(Items from an interface collection)

BEGIN

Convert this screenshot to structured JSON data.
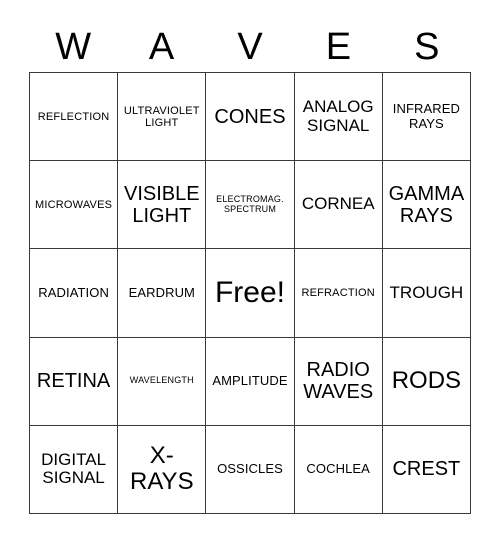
{
  "card": {
    "title_letters": [
      "W",
      "A",
      "V",
      "E",
      "S"
    ],
    "free_space_label": "Free!",
    "grid_line_color": "#3a3a3a",
    "text_color": "#000000",
    "background_color": "#ffffff",
    "rows": 5,
    "columns": 5,
    "cells": [
      [
        {
          "text": "REFLECTION",
          "size": "s"
        },
        {
          "text": "ULTRAVIOLET LIGHT",
          "size": "s"
        },
        {
          "text": "CONES",
          "size": "xl"
        },
        {
          "text": "ANALOG SIGNAL",
          "size": "l"
        },
        {
          "text": "INFRARED RAYS",
          "size": "m"
        }
      ],
      [
        {
          "text": "MICROWAVES",
          "size": "s"
        },
        {
          "text": "VISIBLE LIGHT",
          "size": "xl"
        },
        {
          "text": "ELECTROMAG. SPECTRUM",
          "size": "xs"
        },
        {
          "text": "CORNEA",
          "size": "l"
        },
        {
          "text": "GAMMA RAYS",
          "size": "xl"
        }
      ],
      [
        {
          "text": "RADIATION",
          "size": "m"
        },
        {
          "text": "EARDRUM",
          "size": "m"
        },
        {
          "text": "Free!",
          "size": "free"
        },
        {
          "text": "REFRACTION",
          "size": "s"
        },
        {
          "text": "TROUGH",
          "size": "l"
        }
      ],
      [
        {
          "text": "RETINA",
          "size": "xl"
        },
        {
          "text": "WAVELENGTH",
          "size": "xs"
        },
        {
          "text": "AMPLITUDE",
          "size": "m"
        },
        {
          "text": "RADIO WAVES",
          "size": "xl"
        },
        {
          "text": "RODS",
          "size": "xxl"
        }
      ],
      [
        {
          "text": "DIGITAL SIGNAL",
          "size": "l"
        },
        {
          "text": "X- RAYS",
          "size": "xxl"
        },
        {
          "text": "OSSICLES",
          "size": "m"
        },
        {
          "text": "COCHLEA",
          "size": "m"
        },
        {
          "text": "CREST",
          "size": "xl"
        }
      ]
    ]
  }
}
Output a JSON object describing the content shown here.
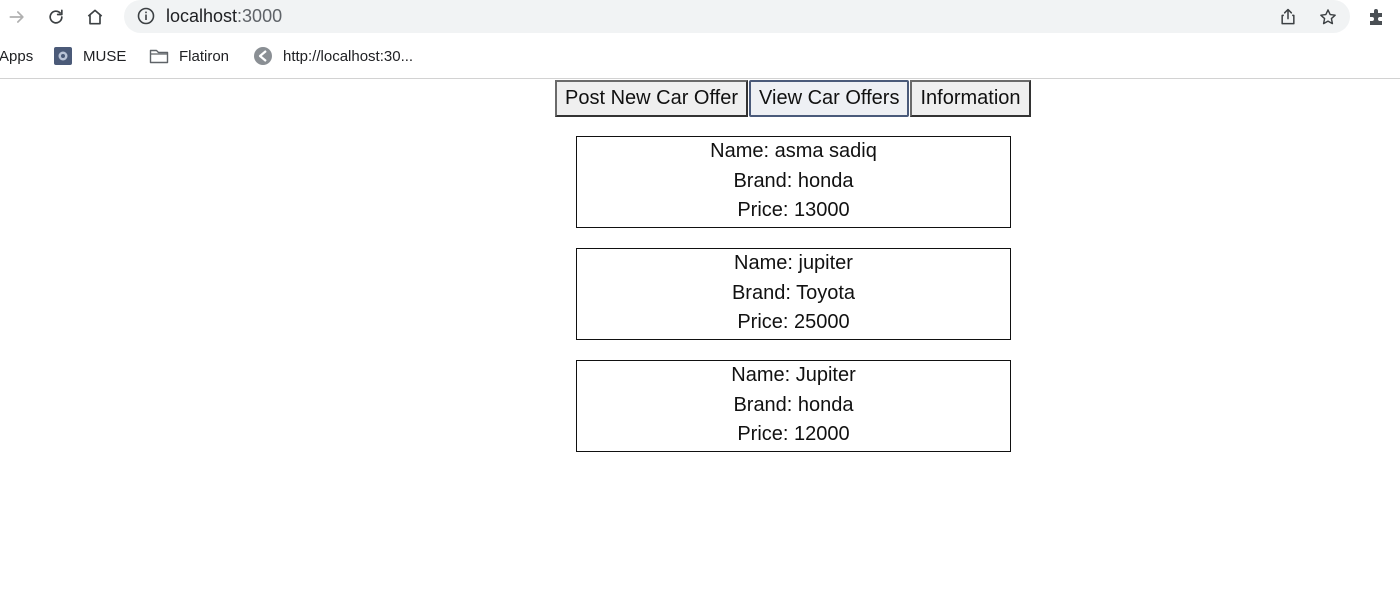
{
  "browser": {
    "url_host": "localhost",
    "url_port": ":3000"
  },
  "bookmarks": [
    {
      "label": "Apps",
      "icon": "apps-grid-icon"
    },
    {
      "label": "MUSE",
      "icon": "muse-favicon-icon"
    },
    {
      "label": "Flatiron",
      "icon": "folder-icon"
    },
    {
      "label": "http://localhost:30...",
      "icon": "globe-favicon-icon"
    }
  ],
  "nav": {
    "post_label": "Post New Car Offer",
    "view_label": "View Car Offers",
    "info_label": "Information",
    "active": "View Car Offers"
  },
  "offers": [
    {
      "name": "Name: asma sadiq",
      "brand": "Brand: honda",
      "price": "Price: 13000"
    },
    {
      "name": "Name: jupiter",
      "brand": "Brand: Toyota",
      "price": "Price: 25000"
    },
    {
      "name": "Name: Jupiter",
      "brand": "Brand: honda",
      "price": "Price: 12000"
    }
  ]
}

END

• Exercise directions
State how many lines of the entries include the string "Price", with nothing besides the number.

• Task answer
3